the offence causes, or creates a significant risk of, serious harm in Singapore.
(4)  In subsection (3)(c), “serious harm in Singapore” means —
(a)
illness, injury or death of individuals in Singapore;
(b)
a disruption of, or a serious diminution of public confidence in, the provision of any essential service within the meaning of section 15A(12) in Singapore;
(c)
a disruption of, or a serious diminution of public confidence in, the performance of any duty or function of, or the exercise of any power by, the Government, an Organ of State, a statutory board, or a part of the Government, an Organ of State or a statutory board; or
(d)
damage to the national security, defence or foreign relations of Singapore.
     Example 1.— The following are examples of acts that seriously diminish or create a significant risk of seriously diminishing public confidence in the provision of an essential service:
    (a) publication to the public of the medical records of patients of a hospital in Singapore;
    (b) providing to the public access to the account numbers of customers of a bank in Singapore.
     Example 2.— The following are examples of acts that seriously diminish or create a significant risk of seriously diminishing public confidence in the performance of any duty or function of, or the exercise of any power by, the Government, an Organ of State, a statutory board, or a part of the Government, an Organ of State or a statutory board:
    (a) providing to the public access to confidential documents belonging to a ministry of the Government;
    (b) publication to the public of the access codes for a computer belonging to a statutory board.
(5)  For the purposes of subsection (3)(c), it is immaterial whether the offence that causes the serious harm in Singapore —
(a)
causes such harm directly; or
(b)
is the only or main cause of the harm.
(6)  In subsection (4)(c), “statutory board” means a body corporate or unincorporate established by or under any public Act to perform or discharge a public function.”.
New section 11A
5.  The principal Act is amended by inserting, immediately after section 11, the following section:
Amalgamation of charges
11A.
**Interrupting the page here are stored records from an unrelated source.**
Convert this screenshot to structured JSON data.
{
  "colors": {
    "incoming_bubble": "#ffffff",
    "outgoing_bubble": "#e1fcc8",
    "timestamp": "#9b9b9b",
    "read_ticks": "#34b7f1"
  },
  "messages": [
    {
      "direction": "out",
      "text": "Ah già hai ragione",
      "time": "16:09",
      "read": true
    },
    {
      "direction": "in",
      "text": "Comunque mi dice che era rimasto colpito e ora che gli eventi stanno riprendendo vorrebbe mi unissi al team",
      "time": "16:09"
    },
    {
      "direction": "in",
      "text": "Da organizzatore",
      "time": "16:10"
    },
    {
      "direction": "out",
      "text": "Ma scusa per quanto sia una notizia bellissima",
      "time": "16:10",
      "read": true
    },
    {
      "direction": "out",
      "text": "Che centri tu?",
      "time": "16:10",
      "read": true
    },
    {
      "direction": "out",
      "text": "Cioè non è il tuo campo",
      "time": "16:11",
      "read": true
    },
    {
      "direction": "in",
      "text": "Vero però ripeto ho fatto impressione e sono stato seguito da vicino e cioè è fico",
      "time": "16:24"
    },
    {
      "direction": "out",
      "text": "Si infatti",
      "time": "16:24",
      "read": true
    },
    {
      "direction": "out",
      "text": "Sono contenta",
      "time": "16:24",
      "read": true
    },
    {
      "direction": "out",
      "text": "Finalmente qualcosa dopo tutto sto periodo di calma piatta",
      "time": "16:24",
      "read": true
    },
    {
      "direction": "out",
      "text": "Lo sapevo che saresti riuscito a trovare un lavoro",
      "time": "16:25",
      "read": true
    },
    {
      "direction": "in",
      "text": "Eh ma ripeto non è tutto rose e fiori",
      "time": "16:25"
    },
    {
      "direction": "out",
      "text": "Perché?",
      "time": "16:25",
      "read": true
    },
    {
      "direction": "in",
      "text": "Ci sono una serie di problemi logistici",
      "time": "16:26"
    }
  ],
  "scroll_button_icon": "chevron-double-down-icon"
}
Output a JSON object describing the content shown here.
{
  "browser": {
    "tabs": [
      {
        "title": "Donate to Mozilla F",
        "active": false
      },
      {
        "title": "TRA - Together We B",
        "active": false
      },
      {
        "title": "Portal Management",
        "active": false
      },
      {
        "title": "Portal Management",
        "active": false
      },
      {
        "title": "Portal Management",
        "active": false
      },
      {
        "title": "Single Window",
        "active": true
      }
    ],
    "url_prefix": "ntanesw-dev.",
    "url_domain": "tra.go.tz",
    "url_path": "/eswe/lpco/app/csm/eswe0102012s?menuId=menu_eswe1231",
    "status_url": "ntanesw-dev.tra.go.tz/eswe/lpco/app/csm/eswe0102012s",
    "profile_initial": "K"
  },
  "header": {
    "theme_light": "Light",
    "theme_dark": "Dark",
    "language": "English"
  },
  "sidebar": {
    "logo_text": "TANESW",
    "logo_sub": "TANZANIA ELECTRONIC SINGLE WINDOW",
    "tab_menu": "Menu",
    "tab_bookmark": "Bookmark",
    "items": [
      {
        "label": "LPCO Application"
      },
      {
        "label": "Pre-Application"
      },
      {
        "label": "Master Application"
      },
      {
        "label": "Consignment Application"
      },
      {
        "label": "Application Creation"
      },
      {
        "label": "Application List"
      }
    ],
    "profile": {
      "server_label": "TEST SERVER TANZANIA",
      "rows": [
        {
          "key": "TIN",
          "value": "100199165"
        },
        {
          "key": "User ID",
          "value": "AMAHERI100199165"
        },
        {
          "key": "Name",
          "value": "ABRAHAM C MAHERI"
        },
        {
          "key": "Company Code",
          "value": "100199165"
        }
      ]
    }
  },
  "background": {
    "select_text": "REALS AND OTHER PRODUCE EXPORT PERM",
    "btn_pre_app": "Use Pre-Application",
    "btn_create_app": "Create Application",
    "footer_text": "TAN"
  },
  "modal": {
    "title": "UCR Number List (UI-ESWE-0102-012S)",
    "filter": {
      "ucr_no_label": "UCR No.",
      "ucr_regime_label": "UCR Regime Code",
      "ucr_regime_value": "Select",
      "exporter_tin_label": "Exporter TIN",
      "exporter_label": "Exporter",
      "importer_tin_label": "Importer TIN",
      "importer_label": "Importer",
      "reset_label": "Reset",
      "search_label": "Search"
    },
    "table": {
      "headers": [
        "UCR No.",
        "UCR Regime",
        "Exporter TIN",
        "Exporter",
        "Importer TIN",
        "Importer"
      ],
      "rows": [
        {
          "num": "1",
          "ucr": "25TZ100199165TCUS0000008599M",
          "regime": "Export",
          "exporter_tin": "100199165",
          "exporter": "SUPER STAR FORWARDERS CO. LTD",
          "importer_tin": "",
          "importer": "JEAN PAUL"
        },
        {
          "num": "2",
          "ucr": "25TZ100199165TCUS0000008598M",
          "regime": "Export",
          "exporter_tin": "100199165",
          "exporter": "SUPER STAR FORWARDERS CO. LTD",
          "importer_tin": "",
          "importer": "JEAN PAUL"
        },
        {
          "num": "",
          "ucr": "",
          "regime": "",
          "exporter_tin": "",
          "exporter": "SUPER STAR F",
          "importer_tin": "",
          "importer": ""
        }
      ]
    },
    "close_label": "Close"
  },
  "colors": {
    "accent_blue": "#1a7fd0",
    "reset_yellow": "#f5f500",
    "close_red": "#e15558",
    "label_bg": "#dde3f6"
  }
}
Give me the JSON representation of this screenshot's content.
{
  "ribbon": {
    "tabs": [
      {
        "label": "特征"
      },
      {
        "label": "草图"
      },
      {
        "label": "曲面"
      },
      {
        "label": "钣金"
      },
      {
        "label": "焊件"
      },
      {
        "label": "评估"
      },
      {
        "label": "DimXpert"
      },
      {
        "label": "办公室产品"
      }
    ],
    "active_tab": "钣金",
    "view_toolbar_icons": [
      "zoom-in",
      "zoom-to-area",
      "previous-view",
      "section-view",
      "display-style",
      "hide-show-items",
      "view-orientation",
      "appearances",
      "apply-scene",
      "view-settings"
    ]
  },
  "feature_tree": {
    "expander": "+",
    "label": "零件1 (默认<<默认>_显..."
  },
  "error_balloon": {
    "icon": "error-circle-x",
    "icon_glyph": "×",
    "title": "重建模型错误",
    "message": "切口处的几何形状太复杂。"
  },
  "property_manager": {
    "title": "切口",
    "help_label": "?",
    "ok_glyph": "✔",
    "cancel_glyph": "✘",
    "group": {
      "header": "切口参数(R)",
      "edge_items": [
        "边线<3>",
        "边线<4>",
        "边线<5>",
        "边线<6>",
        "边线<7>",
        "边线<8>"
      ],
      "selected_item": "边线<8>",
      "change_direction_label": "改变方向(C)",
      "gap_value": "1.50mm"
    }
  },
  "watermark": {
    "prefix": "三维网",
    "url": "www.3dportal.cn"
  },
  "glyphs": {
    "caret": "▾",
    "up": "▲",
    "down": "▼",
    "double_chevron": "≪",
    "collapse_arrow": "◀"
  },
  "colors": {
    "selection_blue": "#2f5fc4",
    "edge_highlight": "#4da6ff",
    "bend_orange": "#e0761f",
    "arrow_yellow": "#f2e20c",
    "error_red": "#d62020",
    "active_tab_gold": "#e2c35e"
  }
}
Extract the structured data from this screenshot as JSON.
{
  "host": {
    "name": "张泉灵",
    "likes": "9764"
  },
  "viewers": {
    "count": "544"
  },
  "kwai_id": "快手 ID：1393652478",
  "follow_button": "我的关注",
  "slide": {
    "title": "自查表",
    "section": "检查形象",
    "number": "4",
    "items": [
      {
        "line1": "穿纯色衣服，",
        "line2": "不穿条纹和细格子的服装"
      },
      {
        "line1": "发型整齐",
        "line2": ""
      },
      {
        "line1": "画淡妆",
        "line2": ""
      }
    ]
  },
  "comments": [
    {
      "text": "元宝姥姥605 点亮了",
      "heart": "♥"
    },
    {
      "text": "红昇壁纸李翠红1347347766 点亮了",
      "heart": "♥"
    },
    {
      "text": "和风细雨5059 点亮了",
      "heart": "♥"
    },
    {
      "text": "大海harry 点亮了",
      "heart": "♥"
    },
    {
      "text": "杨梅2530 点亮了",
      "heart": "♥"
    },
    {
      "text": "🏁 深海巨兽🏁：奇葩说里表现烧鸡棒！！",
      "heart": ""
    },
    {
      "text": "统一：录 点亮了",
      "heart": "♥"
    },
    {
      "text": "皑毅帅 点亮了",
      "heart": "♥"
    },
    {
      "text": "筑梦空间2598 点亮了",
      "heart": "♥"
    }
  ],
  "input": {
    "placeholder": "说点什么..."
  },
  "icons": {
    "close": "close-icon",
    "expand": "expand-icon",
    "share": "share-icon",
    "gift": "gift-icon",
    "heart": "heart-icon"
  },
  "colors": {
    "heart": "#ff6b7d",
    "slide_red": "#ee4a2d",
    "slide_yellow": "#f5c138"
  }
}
—(1)  This section applies when a person is alleged to have committed 2 or more acts —
(a)
each of which is an offence under the same provision in Part II;
(b)
that involve the same computer; and
(c)
that are committed in a period that does not exceed 12 months.
(2)  Despite section 124 of the Criminal Procedure Code (Cap. 68), it is sufficient for the charge in respect of those acts to specify —
(a)
particulars of that computer; and
(b)
the dates between which the acts are alleged to have been committed,
without specifying the exact dates the acts are committed.
(3)  A charge framed in accordance with subsection (2) is treated as a charge of one offence.
(4)  If the particulars mentioned in subsection (2)(a) and (b) do not give the accused sufficient notice of what the accused is charged with, then the charge must also give details of how the alleged offence was committed as will be sufficient for that purpose.”.